Ulcerative colitis (UC) is a form of chronic inflammatory bowel disease (IBD) that affects more than 5 million patients worldwide. Studies have indicated that UC development is a long-term process that includes various unclear etiologies.
Current therapies for ulcerative colitis (UC) fail to achieve satisfactory disease control. Selective inhibition of Janus kinase (JAK) type 1 may improve clinical outcomes in patients with UC while avoiding side effects associated with pan-JAK inhibition.
Minhu Chen, PhD, a professor of medicine and gastroenterologist at Sun Yat-sen University in Guangzhou China, and his team, conducted a phase 2 study across 63 clinical centers in China, the United States, Poland, and Ukraine, a randomized, double-blind, placebo-controlled trial.
Between April 2019 and February 2021, 164 patients between 18-75 years old, were randomly assigned to receive 8 mg of oral ivarmacitinib once daily, 4 mg twice daily, 4 mg once daily, or a placebo for eight weeks with a duration of at least 3 months.
After the 8-week treatment phase, patients were given the option to enter a blinded, active-treatment, 8-week extension phase. Patients who received ivarmacitinib in the treatment phase remained in the same treatment group during the extension phase, and patients who received the placebo were randomly assigned to one of the three active treatment groups. Patients were then followed until 2 weeks, adding up to a total study duration of 18 weeks.
All of the ivarmacitinib treatment groups showed statistically significant greater clinical responses rates at week 8 compared with the placebo group. The response rates were 46.3% for patients who took 8 mg once per day, 46.3% for those who took 4 mg twice per day, and 43.9% for those who took 4 mg once per day, as compared with 26.8% for those who took the placebo.
In addition, the rates of clinical remission at week 8 were 22% among the 8 mg group, 24.4% among the 4 mg twice daily group, and 24.4% among the 4 mg once daily group, as compared with 4.9% for the placebo.
Endoscopic improvement at week 8 was achieved by 11 patients (26.8%) in the 8 mg group, 12 patients (29.3%) in the 4 mg twice daily group, and 15 patients (36.6%) in the 4 mg once daily group, as compared with six patients (14.6%) in the placebo group.
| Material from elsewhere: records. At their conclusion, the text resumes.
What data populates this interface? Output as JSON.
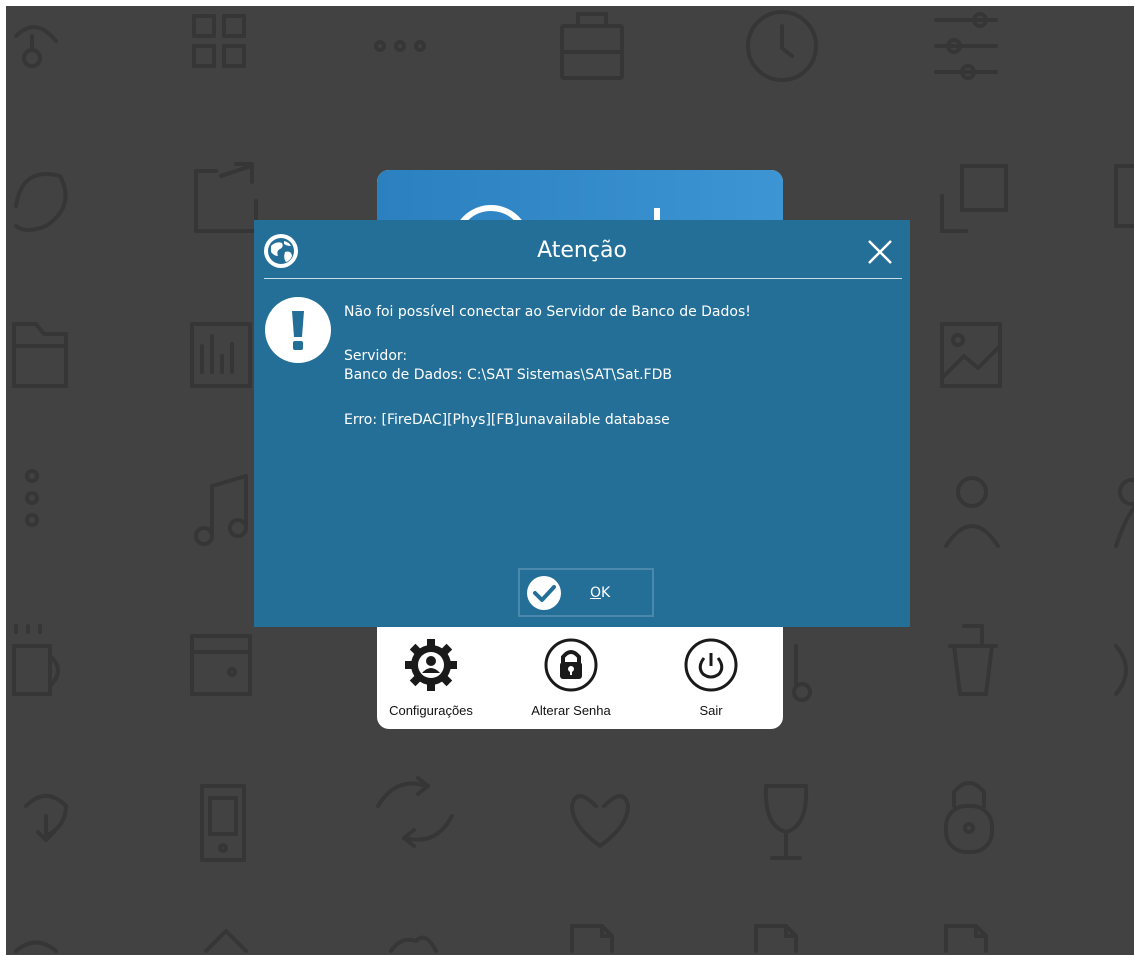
{
  "dialog": {
    "title": "Atenção",
    "message": "Não foi possível conectar ao Servidor de Banco de Dados!",
    "server_line": "Servidor:",
    "database_line": "Banco de Dados: C:\\SAT Sistemas\\SAT\\Sat.FDB",
    "error_line": "Erro: [FireDAC][Phys][FB]unavailable database",
    "ok_label": "OK",
    "icons": {
      "app": "globe-icon",
      "close": "close-icon",
      "warning": "exclamation-icon",
      "ok": "check-circle-icon"
    }
  },
  "login_toolbar": {
    "items": [
      {
        "label": "Configurações",
        "icon": "gear-user-icon"
      },
      {
        "label": "Alterar Senha",
        "icon": "lock-icon"
      },
      {
        "label": "Sair",
        "icon": "power-icon"
      }
    ]
  },
  "colors": {
    "dialog_bg": "#246f98",
    "desktop_bg": "#424242",
    "login_header": "#2b80bf"
  }
}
In all ivarmacitinib treatment groups, mean C-reactive protein levels decreased by a greater extent than in the placebo group.
The majority of adverse events were mild or moderate in severity, the most common being anemia and worsened ulcerative colitis. Severe adverse events were reported for six patients across the treatment groups, except the 4 mg twice daily group where there were none. There were no deaths or major adverse cardiovascular or thromboembolic events.
The findings in this randomized, double-blind, placebo-controlled trial show us that using just a low dose of the JAK-1 demonstrates a clinical and endoscopic improvement of the disease, besides showing none or very low adverse events. However, a phase 3 with a larger patient population is necessary to establish the recommended doses of each grade of the IBD and safety to present the minimal risk for the patients.
Jie Zhong , Xiuling Li, Feng Pan, Yijuan DinG, Yan Zhang, Hong Chen, Fei Liu, Zhenyu Zhang, Ling Zhang, Rafal Drozda, Oleksandr Oliinyk, Aik Han Goh, Xiang Chen, Xiang Sun, David T. Rubin, William J. Sandborn, Minhu Chen (aUGUST 10, 2022). Efficacy and Safety of Ivarmacitinib in Patients with Moderate-to-Severe, Active, Ulcerative Colitis: A Phase II Study. American Gastroenterology Association. Retrieved from: https://www.gastrojournal.org/article/S0016-5085(22)00918-0/fulltext#relatedArticles